Meanwhile, Hana’s factory in Ohio, USA accounting only 4 per cent of the total revenues reported a 7 per cent drop year-on-year in its operation due to the worsening number of COVID-19 cases which caused local demand to deteriorate. Hana’s Ohio operations has been one of the most impacted from the Covid-19 outbreak.
The CEO told Thai Enquirer that the trade-war between China and the US has already affected the business since before the pandemic started and so far, the market is focusing on how Joe Biden’s trading policy would change the territory.
However, the tension between the world’s superpowers also provided some advantage to Hana’s operation in Thailand by creating more jobs in domestic bases following the plants’ shutdown from the trade-war, said Richard.
So far, Hana’s employee number stood at around 9,700 from 10,500 with some layoffs in overseas facilities except in Thailand.
Brokers Revising Down
After the third-quarter financial result came out, analysts revised down the recommendation on HANA as the figure didn’t meet their estimate.

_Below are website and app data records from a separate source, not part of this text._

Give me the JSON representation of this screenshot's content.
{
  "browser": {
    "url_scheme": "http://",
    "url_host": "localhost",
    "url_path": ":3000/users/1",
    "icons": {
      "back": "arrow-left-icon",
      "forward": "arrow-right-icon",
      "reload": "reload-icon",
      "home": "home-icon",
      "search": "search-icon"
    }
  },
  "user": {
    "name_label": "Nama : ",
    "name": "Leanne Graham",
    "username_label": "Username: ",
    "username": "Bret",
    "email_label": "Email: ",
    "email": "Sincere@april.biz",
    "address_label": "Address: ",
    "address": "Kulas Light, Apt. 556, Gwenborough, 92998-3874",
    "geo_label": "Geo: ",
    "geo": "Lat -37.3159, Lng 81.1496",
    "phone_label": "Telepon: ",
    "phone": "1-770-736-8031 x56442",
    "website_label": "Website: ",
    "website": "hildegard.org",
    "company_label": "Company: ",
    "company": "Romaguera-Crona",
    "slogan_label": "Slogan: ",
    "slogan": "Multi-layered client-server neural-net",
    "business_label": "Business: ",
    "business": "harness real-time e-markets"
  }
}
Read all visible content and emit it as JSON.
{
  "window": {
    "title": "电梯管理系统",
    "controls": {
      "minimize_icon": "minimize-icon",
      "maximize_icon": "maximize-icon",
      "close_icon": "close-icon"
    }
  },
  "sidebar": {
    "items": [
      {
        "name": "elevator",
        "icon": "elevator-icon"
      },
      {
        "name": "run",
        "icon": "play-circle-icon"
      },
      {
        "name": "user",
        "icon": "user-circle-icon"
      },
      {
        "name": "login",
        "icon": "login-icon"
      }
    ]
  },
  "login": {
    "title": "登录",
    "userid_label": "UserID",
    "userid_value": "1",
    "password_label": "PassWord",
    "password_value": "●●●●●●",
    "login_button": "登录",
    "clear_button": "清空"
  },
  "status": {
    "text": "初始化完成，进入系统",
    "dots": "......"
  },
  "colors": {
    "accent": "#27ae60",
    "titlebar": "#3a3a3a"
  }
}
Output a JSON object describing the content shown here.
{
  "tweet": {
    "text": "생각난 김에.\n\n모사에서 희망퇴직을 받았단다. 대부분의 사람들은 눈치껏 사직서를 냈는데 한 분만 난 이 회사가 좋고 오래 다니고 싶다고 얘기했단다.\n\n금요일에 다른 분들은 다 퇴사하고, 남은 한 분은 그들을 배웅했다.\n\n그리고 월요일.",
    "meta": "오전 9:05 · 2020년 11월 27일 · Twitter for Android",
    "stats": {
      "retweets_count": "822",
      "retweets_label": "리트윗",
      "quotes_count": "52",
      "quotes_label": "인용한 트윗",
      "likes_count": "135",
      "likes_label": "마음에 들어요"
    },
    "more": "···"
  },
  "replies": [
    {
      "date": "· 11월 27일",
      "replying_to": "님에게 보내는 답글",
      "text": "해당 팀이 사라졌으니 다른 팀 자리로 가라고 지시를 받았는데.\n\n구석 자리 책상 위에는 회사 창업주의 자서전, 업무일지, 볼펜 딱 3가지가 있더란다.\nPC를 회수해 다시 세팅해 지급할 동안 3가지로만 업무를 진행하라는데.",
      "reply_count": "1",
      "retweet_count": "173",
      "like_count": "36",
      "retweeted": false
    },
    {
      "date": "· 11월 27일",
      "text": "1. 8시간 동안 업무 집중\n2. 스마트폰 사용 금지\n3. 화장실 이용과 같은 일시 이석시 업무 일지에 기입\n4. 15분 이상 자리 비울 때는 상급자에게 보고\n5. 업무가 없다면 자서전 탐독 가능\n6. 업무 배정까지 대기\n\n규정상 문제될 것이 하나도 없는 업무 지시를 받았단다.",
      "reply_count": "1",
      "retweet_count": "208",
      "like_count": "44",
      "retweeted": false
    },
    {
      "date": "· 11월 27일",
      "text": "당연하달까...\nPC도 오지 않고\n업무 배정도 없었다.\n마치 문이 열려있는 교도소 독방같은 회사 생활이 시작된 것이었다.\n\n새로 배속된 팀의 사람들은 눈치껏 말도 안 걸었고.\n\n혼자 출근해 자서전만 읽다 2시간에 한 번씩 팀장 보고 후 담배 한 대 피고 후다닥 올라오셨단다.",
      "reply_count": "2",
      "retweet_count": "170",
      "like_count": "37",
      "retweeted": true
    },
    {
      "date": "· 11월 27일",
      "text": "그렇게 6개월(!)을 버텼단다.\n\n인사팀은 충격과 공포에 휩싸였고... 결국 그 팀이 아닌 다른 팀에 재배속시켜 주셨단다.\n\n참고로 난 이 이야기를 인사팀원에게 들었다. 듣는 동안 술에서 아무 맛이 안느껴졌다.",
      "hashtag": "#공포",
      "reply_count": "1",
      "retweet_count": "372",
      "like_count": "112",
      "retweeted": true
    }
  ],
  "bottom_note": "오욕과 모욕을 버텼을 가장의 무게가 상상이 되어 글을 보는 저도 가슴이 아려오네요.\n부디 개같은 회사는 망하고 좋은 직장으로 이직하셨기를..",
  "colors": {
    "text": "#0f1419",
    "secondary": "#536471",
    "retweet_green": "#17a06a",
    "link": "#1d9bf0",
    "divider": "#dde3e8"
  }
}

Chananthorn Pichayapanupat, an analyst at KGI Securities, downgraded HANA to Neutral, from Outperform and revised down the target price from 45 to 40 baht per share.
Another analyst at Bualuang Securities Napon Jaisan also rated ‘Sell’ on HANA with the target price of 35.50 baht per share due to its expensive valuation and because a further year-on- year earnings fall looks to be baked in for the fourth quarter.
“There is downside risk to its short-term outlook, given escalated US-China trade conflict and American government-imposed restrictions on US tech hardware exports to Huawei,’ said Napon.
According to analysts, Hana’s profitability in the fourth quarter might also be partially pressured by the strengthening of baht.
“There’s some downside risk tied to the strength of the baht – we currently assume a mean exchange rate of 31 baht per US$ for 4Q20, but the 4Q20-to-date rate is 30.9 baht per US$” Napon explained.
As a response, Richard told Thai Enquirer that the company understands the situation well and said that this is not the problem to only Hana, but most businesses are also facing setbacks from prolonged economic crisis.
However, KGI analyst expects Hana to gain a recovery in smartphone and automotive sales in the fourth quarter as they see the positive factor from the China market.
Richard said that he saw the recovery begin by around the second or third quarter of next year as the world would take a while to have a meaningful response from the COVID-19 vaccines.